» **Records to process**
*** Block opens ***
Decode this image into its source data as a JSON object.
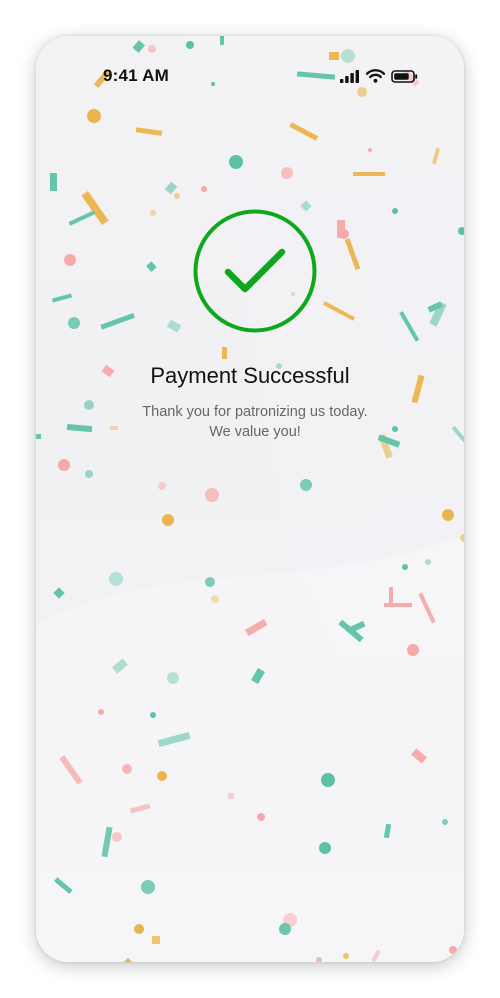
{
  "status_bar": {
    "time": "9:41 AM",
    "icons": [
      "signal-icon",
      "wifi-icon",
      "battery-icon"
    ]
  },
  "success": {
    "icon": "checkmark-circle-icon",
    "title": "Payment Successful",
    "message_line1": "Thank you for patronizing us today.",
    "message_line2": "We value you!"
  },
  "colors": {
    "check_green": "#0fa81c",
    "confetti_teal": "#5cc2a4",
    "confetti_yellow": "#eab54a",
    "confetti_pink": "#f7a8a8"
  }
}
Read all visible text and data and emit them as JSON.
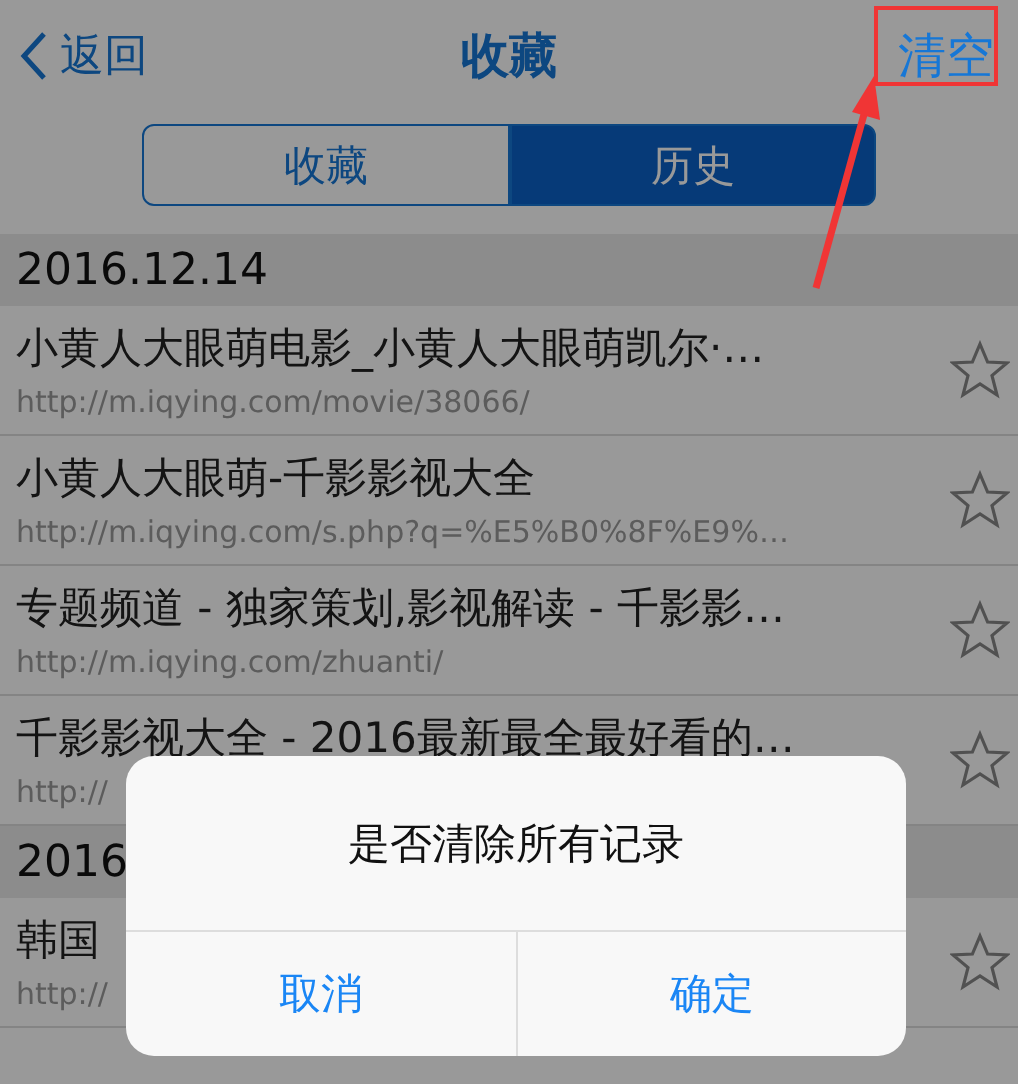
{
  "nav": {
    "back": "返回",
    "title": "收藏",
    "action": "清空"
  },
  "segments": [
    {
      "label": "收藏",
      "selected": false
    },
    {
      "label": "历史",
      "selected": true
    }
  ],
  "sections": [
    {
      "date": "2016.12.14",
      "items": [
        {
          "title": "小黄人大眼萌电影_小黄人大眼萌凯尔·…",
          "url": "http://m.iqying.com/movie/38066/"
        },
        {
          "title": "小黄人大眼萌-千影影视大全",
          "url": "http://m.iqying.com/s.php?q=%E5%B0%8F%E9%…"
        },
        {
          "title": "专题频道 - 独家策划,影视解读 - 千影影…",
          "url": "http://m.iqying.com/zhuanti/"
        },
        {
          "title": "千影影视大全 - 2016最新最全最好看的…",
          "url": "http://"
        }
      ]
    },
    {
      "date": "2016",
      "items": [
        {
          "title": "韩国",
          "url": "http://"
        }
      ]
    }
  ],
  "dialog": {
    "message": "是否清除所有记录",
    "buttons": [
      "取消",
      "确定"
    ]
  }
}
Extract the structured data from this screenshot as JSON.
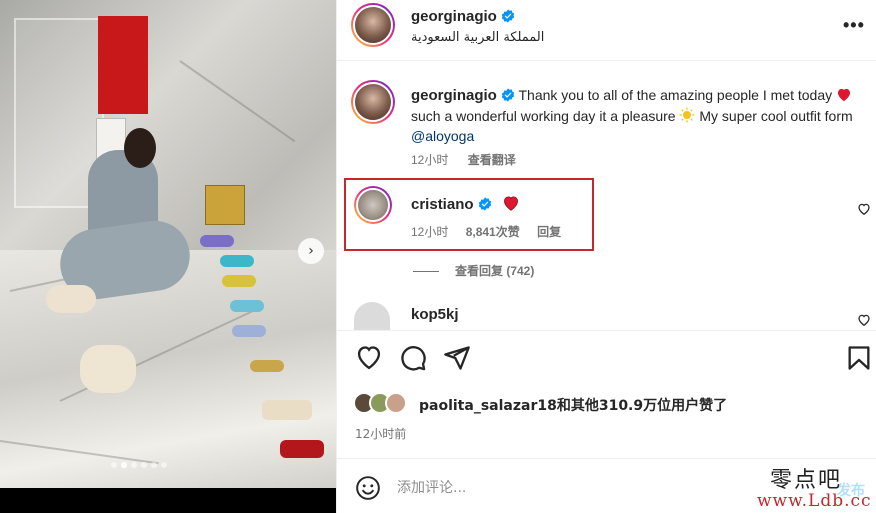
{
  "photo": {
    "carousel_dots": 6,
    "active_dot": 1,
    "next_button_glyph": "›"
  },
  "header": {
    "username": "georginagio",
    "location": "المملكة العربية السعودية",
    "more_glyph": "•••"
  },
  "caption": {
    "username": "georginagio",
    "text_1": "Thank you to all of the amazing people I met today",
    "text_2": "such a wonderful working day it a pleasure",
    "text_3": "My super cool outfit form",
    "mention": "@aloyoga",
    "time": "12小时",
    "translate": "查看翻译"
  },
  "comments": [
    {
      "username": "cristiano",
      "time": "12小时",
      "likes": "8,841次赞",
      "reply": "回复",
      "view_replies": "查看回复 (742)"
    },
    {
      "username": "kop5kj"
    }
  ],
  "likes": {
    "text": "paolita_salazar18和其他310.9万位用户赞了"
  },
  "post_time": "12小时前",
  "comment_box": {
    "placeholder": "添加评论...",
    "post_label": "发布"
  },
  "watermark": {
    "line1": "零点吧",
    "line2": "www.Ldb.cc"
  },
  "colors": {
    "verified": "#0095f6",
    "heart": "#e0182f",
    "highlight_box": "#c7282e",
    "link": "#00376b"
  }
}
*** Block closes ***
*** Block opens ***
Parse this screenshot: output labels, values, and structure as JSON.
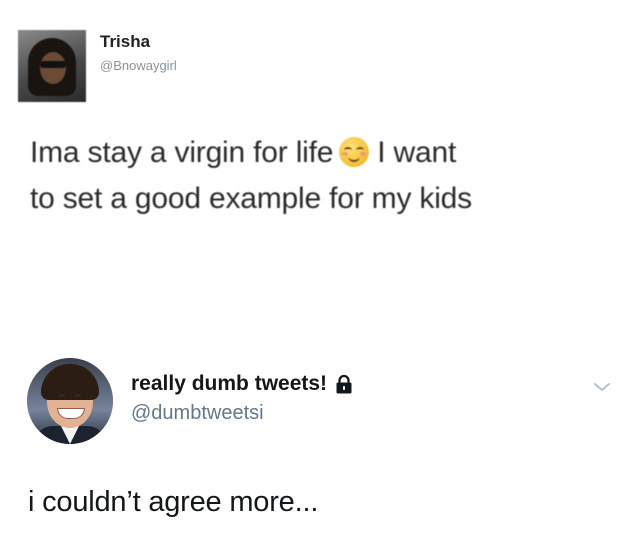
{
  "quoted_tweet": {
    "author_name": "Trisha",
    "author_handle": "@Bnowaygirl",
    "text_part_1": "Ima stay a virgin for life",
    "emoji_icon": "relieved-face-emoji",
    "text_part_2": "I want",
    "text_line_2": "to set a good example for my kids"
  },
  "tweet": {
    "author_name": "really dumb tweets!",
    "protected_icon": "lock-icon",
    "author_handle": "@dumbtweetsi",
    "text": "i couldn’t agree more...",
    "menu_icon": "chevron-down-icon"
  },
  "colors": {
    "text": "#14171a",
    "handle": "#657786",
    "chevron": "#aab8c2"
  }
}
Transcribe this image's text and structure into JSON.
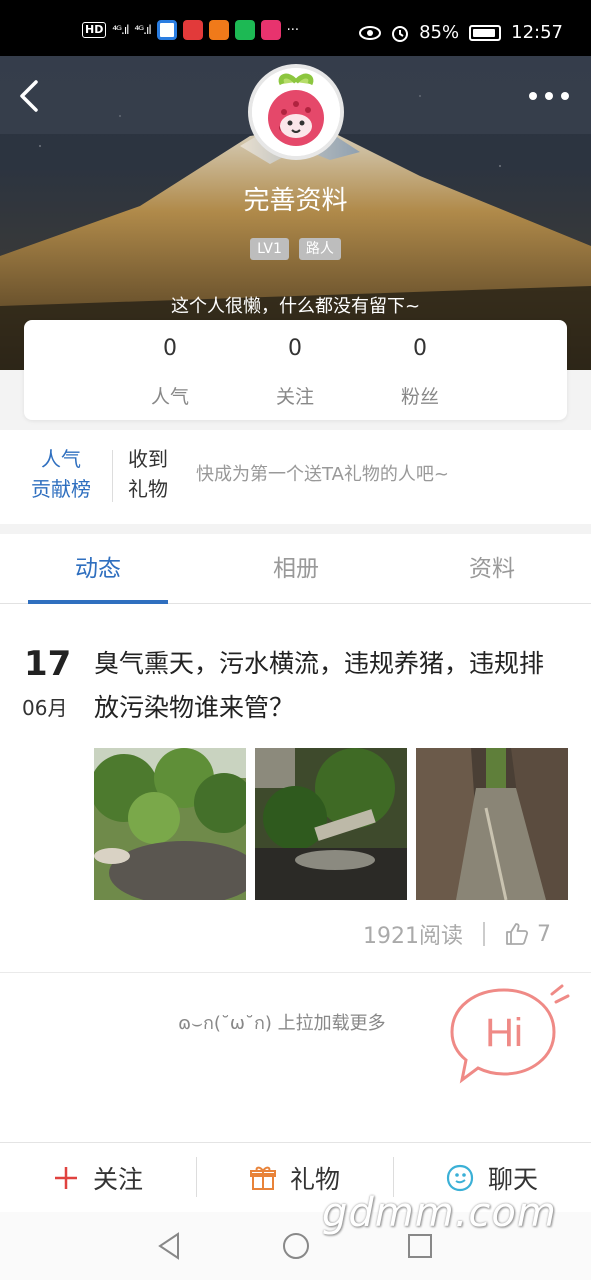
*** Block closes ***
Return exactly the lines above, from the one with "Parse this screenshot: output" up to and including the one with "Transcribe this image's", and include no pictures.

Parse this screenshot: output labels, values, and structure as JSON.
{
  "quoted_tweet": {
    "author_name": "Trisha",
    "author_handle": "@Bnowaygirl",
    "text_part_1": "Ima stay a virgin for life",
    "emoji_icon": "relieved-face-emoji",
    "text_part_2": "I want",
    "text_line_2": "to set a good example for my kids"
  },
  "tweet": {
    "author_name": "really dumb tweets!",
    "protected_icon": "lock-icon",
    "author_handle": "@dumbtweetsi",
    "text": "i couldn’t agree more...",
    "menu_icon": "chevron-down-icon"
  },
  "colors": {
    "text": "#14171a",
    "handle": "#657786",
    "chevron": "#aab8c2"
  }
}
Transcribe this image's text and structure into JSON.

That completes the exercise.